Pete Buttigieg has surged to first place in Iowa in a CNN poll released over the weekend. The poll is the second, following a Monmouth University poll last week, which places the South Bend mayor as the frontrunner in Iowa.
CNN reports: “The mayor of South Bend, Indiana, holds a clear lead in the first-in-the-nation caucus state, climbing to 25% in a new CNN/Des Moines Register/Mediacom poll of likely Iowa caucusgoers. That marks a 16-point increase in support for Buttigieg since the September CNN/DMR poll. This survey comes on the heels of other recent polls that have shown Buttigieg joining the top tier of the Democratic primary race in Iowa.Behind Buttigieg, there is a close three-way battle for second with Massachusetts Sen. Elizabeth Warren at 16%, and former Vice President Joe Biden and Vermont Sen. Bernie Sanders each at 15%. Since September, Warren dropped six percentage points and Biden slipped five points, while Sanders gained four points. Surveying the rest of the field, no other candidate gets double-digit support.”

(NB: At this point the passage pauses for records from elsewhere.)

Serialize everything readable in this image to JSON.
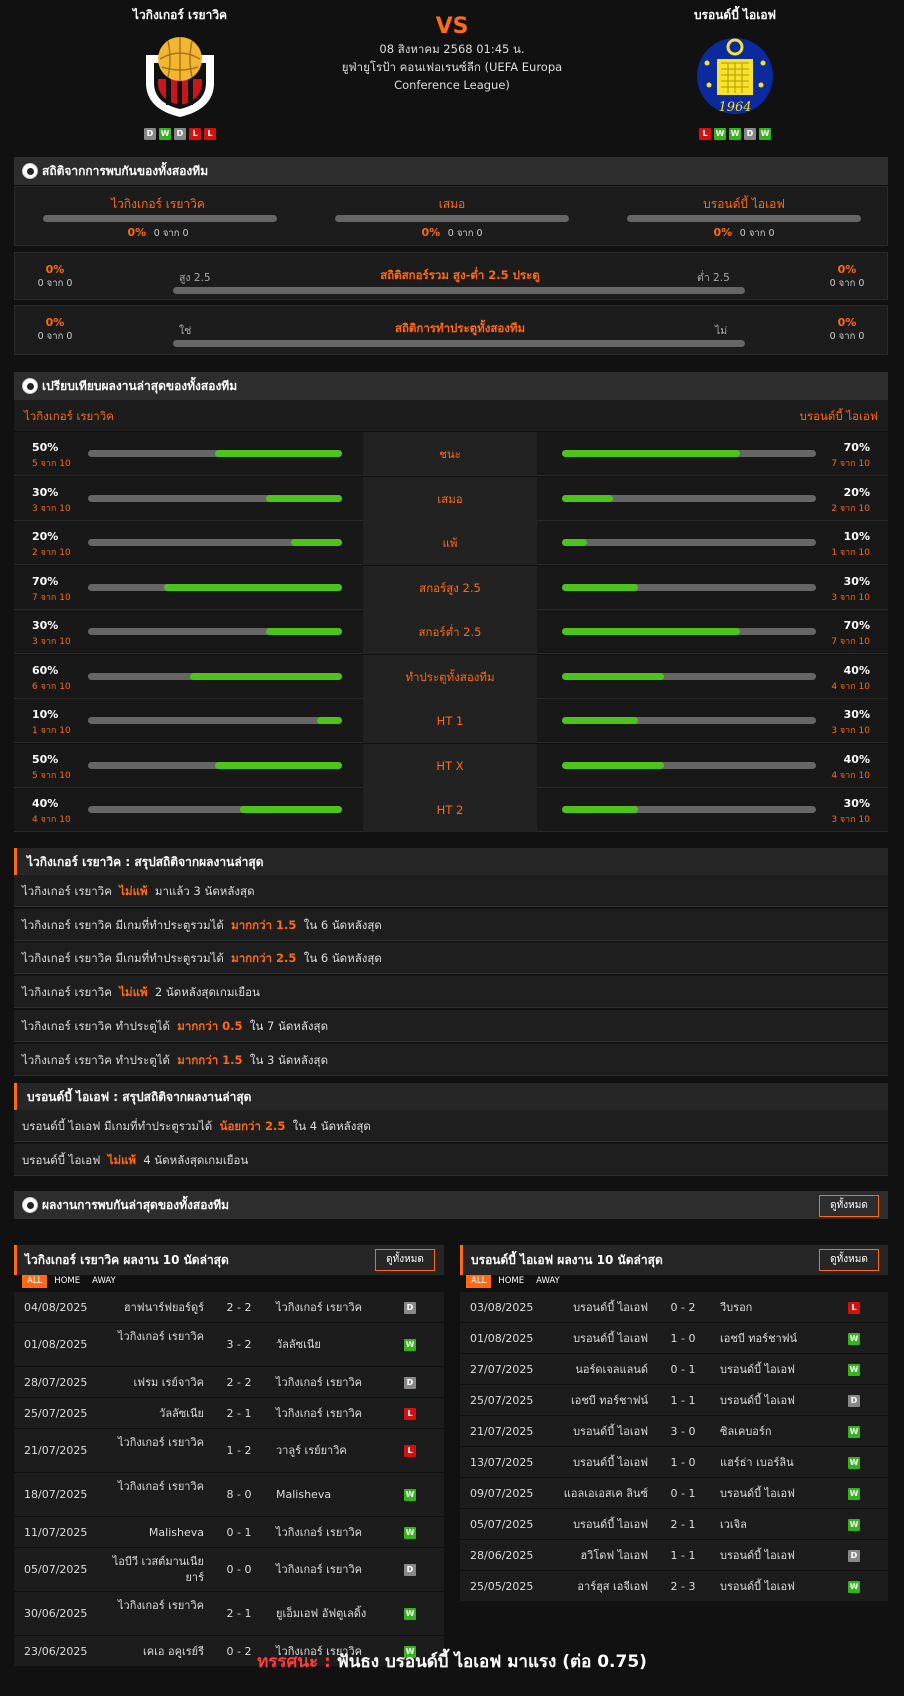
{
  "match": {
    "home": "ไวกิงเกอร์ เรยาวิค",
    "away": "บรอนด์บี้ ไอเอฟ",
    "vs": "VS",
    "date": "08 สิงหาคม 2568 01:45 น.",
    "league": "ยูฟ่ายูโรป้า คอนเฟอเรนซ์ลีก (UEFA Europa Conference League)",
    "home_form": [
      "D",
      "W",
      "D",
      "L",
      "L"
    ],
    "away_form": [
      "L",
      "W",
      "W",
      "D",
      "W"
    ],
    "away_logo_year": "1964"
  },
  "h2h_stats": {
    "title": "สถิติจากการพบกันของทั้งสองทีม",
    "home": {
      "label": "ไวกิงเกอร์ เรยาวิค",
      "pct": "0%",
      "sub": "0 จาก 0"
    },
    "draw": {
      "label": "เสมอ",
      "pct": "0%",
      "sub": "0 จาก 0"
    },
    "away": {
      "label": "บรอนด์บี้ ไอเอฟ",
      "pct": "0%",
      "sub": "0 จาก 0"
    }
  },
  "ou": {
    "title": "สถิติสกอร์รวม สูง-ต่ำ 2.5 ประตู",
    "left_label": "สูง 2.5",
    "right_label": "ต่ำ 2.5",
    "lpct": "0%",
    "lsub": "0 จาก 0",
    "rpct": "0%",
    "rsub": "0 จาก 0"
  },
  "btts": {
    "title": "สถิติการทำประตูทั้งสองทีม",
    "left_label": "ใช่",
    "right_label": "ไม่",
    "lpct": "0%",
    "lsub": "0 จาก 0",
    "rpct": "0%",
    "rsub": "0 จาก 0"
  },
  "compare": {
    "title": "เปรียบเทียบผลงานล่าสุดของทั้งสองทีม",
    "home": "ไวกิงเกอร์ เรยาวิค",
    "away": "บรอนด์บี้ ไอเอฟ",
    "rows": [
      {
        "label": "ชนะ",
        "lv": "50%",
        "ls": "5 จาก 10",
        "lf": 0.5,
        "rv": "70%",
        "rs": "7 จาก 10",
        "rf": 0.7
      },
      {
        "label": "เสมอ",
        "lv": "30%",
        "ls": "3 จาก 10",
        "lf": 0.3,
        "rv": "20%",
        "rs": "2 จาก 10",
        "rf": 0.2
      },
      {
        "label": "แพ้",
        "lv": "20%",
        "ls": "2 จาก 10",
        "lf": 0.2,
        "rv": "10%",
        "rs": "1 จาก 10",
        "rf": 0.1
      },
      {
        "label": "สกอร์สูง 2.5",
        "lv": "70%",
        "ls": "7 จาก 10",
        "lf": 0.7,
        "rv": "30%",
        "rs": "3 จาก 10",
        "rf": 0.3
      },
      {
        "label": "สกอร์ต่ำ 2.5",
        "lv": "30%",
        "ls": "3 จาก 10",
        "lf": 0.3,
        "rv": "70%",
        "rs": "7 จาก 10",
        "rf": 0.7
      },
      {
        "label": "ทำประตูทั้งสองทีม",
        "lv": "60%",
        "ls": "6 จาก 10",
        "lf": 0.6,
        "rv": "40%",
        "rs": "4 จาก 10",
        "rf": 0.4
      },
      {
        "label": "HT 1",
        "lv": "10%",
        "ls": "1 จาก 10",
        "lf": 0.1,
        "rv": "30%",
        "rs": "3 จาก 10",
        "rf": 0.3
      },
      {
        "label": "HT X",
        "lv": "50%",
        "ls": "5 จาก 10",
        "lf": 0.5,
        "rv": "40%",
        "rs": "4 จาก 10",
        "rf": 0.4
      },
      {
        "label": "HT 2",
        "lv": "40%",
        "ls": "4 จาก 10",
        "lf": 0.4,
        "rv": "30%",
        "rs": "3 จาก 10",
        "rf": 0.3
      }
    ]
  },
  "home_summary": {
    "title": "ไวกิงเกอร์ เรยาวิค : สรุปสถิติจากผลงานล่าสุด",
    "rows": [
      [
        "ไวกิงเกอร์ เรยาวิค",
        "ไม่แพ้",
        "มาแล้ว 3 นัดหลังสุด"
      ],
      [
        "ไวกิงเกอร์ เรยาวิค มีเกมที่ทำประตูรวมได้",
        "มากกว่า 1.5",
        "ใน 6 นัดหลังสุด"
      ],
      [
        "ไวกิงเกอร์ เรยาวิค มีเกมที่ทำประตูรวมได้",
        "มากกว่า 2.5",
        "ใน 6 นัดหลังสุด"
      ],
      [
        "ไวกิงเกอร์ เรยาวิค",
        "ไม่แพ้",
        "2 นัดหลังสุดเกมเยือน"
      ],
      [
        "ไวกิงเกอร์ เรยาวิค ทำประตูได้",
        "มากกว่า 0.5",
        "ใน 7 นัดหลังสุด"
      ],
      [
        "ไวกิงเกอร์ เรยาวิค ทำประตูได้",
        "มากกว่า 1.5",
        "ใน 3 นัดหลังสุด"
      ]
    ]
  },
  "away_summary": {
    "title": "บรอนด์บี้ ไอเอฟ : สรุปสถิติจากผลงานล่าสุด",
    "rows": [
      [
        "บรอนด์บี้ ไอเอฟ มีเกมที่ทำประตูรวมได้",
        "น้อยกว่า 2.5",
        "ใน 4 นัดหลังสุด"
      ],
      [
        "บรอนด์บี้ ไอเอฟ",
        "ไม่แพ้",
        "4 นัดหลังสุดเกมเยือน"
      ]
    ]
  },
  "h2h_results": {
    "title": "ผลงานการพบกันล่าสุดของทั้งสองทีม",
    "view_all": "ดูทั้งหมด"
  },
  "tabs": [
    "ALL",
    "HOME",
    "AWAY"
  ],
  "home_last10": {
    "title": "ไวกิงเกอร์ เรยาวิค ผลงาน 10 นัดล่าสุด",
    "view_all": "ดูทั้งหมด",
    "rows": [
      [
        "04/08/2025",
        "ฮาฟนาร์ฟยอร์ดูร์",
        "2 - 2",
        "ไวกิงเกอร์ เรยาวิค",
        "D"
      ],
      [
        "01/08/2025",
        "ไวกิงเกอร์ เรยาวิค",
        "3 - 2",
        "วัลลัซเนีย",
        "W"
      ],
      [
        "28/07/2025",
        "เฟรม เรย์จาวิค",
        "2 - 2",
        "ไวกิงเกอร์ เรยาวิค",
        "D"
      ],
      [
        "25/07/2025",
        "วัลลัซเนีย",
        "2 - 1",
        "ไวกิงเกอร์ เรยาวิค",
        "L"
      ],
      [
        "21/07/2025",
        "ไวกิงเกอร์ เรยาวิค",
        "1 - 2",
        "วาลูร์ เรย์ยาวิค",
        "L"
      ],
      [
        "18/07/2025",
        "ไวกิงเกอร์ เรยาวิค",
        "8 - 0",
        "Malisheva",
        "W"
      ],
      [
        "11/07/2025",
        "Malisheva",
        "0 - 1",
        "ไวกิงเกอร์ เรยาวิค",
        "W"
      ],
      [
        "05/07/2025",
        "ไอบีวี เวสต์มานเนียยาร์",
        "0 - 0",
        "ไวกิงเกอร์ เรยาวิค",
        "D"
      ],
      [
        "30/06/2025",
        "ไวกิงเกอร์ เรยาวิค",
        "2 - 1",
        "ยูเอ็มเอฟ อัฟตูเลดิ้ง",
        "W"
      ],
      [
        "23/06/2025",
        "เคเอ อคูเรย์รี",
        "0 - 2",
        "ไวกิงเกอร์ เรยาวิค",
        "W"
      ]
    ]
  },
  "away_last10": {
    "title": "บรอนด์บี้ ไอเอฟ ผลงาน 10 นัดล่าสุด",
    "view_all": "ดูทั้งหมด",
    "rows": [
      [
        "03/08/2025",
        "บรอนด์บี้ ไอเอฟ",
        "0 - 2",
        "วีบรอก",
        "L"
      ],
      [
        "01/08/2025",
        "บรอนด์บี้ ไอเอฟ",
        "1 - 0",
        "เอชบี ทอร์ชาฟน์",
        "W"
      ],
      [
        "27/07/2025",
        "นอร์ดเจลแลนด์",
        "0 - 1",
        "บรอนด์บี้ ไอเอฟ",
        "W"
      ],
      [
        "25/07/2025",
        "เอชบี ทอร์ชาฟน์",
        "1 - 1",
        "บรอนด์บี้ ไอเอฟ",
        "D"
      ],
      [
        "21/07/2025",
        "บรอนด์บี้ ไอเอฟ",
        "3 - 0",
        "ซิลเคบอร์ก",
        "W"
      ],
      [
        "13/07/2025",
        "บรอนด์บี้ ไอเอฟ",
        "1 - 0",
        "แฮร์ธ่า เบอร์ลิน",
        "W"
      ],
      [
        "09/07/2025",
        "แอลเอเอสเค ลินซ์",
        "0 - 1",
        "บรอนด์บี้ ไอเอฟ",
        "W"
      ],
      [
        "05/07/2025",
        "บรอนด์บี้ ไอเอฟ",
        "2 - 1",
        "เวเจิล",
        "W"
      ],
      [
        "28/06/2025",
        "ฮวิโดฟ ไอเอฟ",
        "1 - 1",
        "บรอนด์บี้ ไอเอฟ",
        "D"
      ],
      [
        "25/05/2025",
        "อาร์ฮุส เอจีเอฟ",
        "2 - 3",
        "บรอนด์บี้ ไอเอฟ",
        "W"
      ]
    ]
  },
  "verdict": {
    "key": "ทรรศนะ :",
    "text": "ฟันธง บรอนด์บี้ ไอเอฟ มาแรง (ต่อ 0.75)"
  },
  "colors": {
    "accent": "#ff6a13",
    "win": "#34b41a",
    "draw": "#888888",
    "loss": "#d21111",
    "bar_fill": "#4ec31b",
    "bar_track": "#666666"
  }
}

In other news, The Intercept published a report that three high-profile Black leaders were surprised to find themselves on a letter heralding Buttigieg’s Douglass Plan for Black America, and claimed “the campaign was ‘intentionally vague’ about the way it was presented.” The campaign later said it had given people a chance to opt-out of appearing on the letter.
At least one of the three people named in the article, Columbia City Councilwoman Tameika Devine, tweeted over the weekend that she does support the plan though she has not endorsed a candidate.
The Buttigieg campaign responded to The Intercept with a lengthier statement: “Our campaign is working to build a multi-racial coalition, and we sought and received input from numerous Black policy experts and advisers to create a comprehensive plan to dismantle systemic racism: the Douglass Plan. We asked a number of Black South Carolinians, as well as South Carolinians from many backgrounds, to support the Douglass Plan, and we are proud and grateful that hundreds agreed to do so.In the HBCU Times op-ed and in communications with the press, we’ve been clear that not every supporter of the plan is Black, and have never claimed otherwise in any public communication. We never gave the impression publicly that these people were endorsing Pete, only that they supported the plan. After they indicated their support, we reached out to people multiple times giving them the opportunity to review the language of the op-ed and the option to opt-out. We did hear from people who weren’t comfortable being listed and we removed them. Pete will continue to talk about the Douglass Plan wherever he goes, regardless of the audience, as there are many communities of Americans committed to eradicating racial inequity.”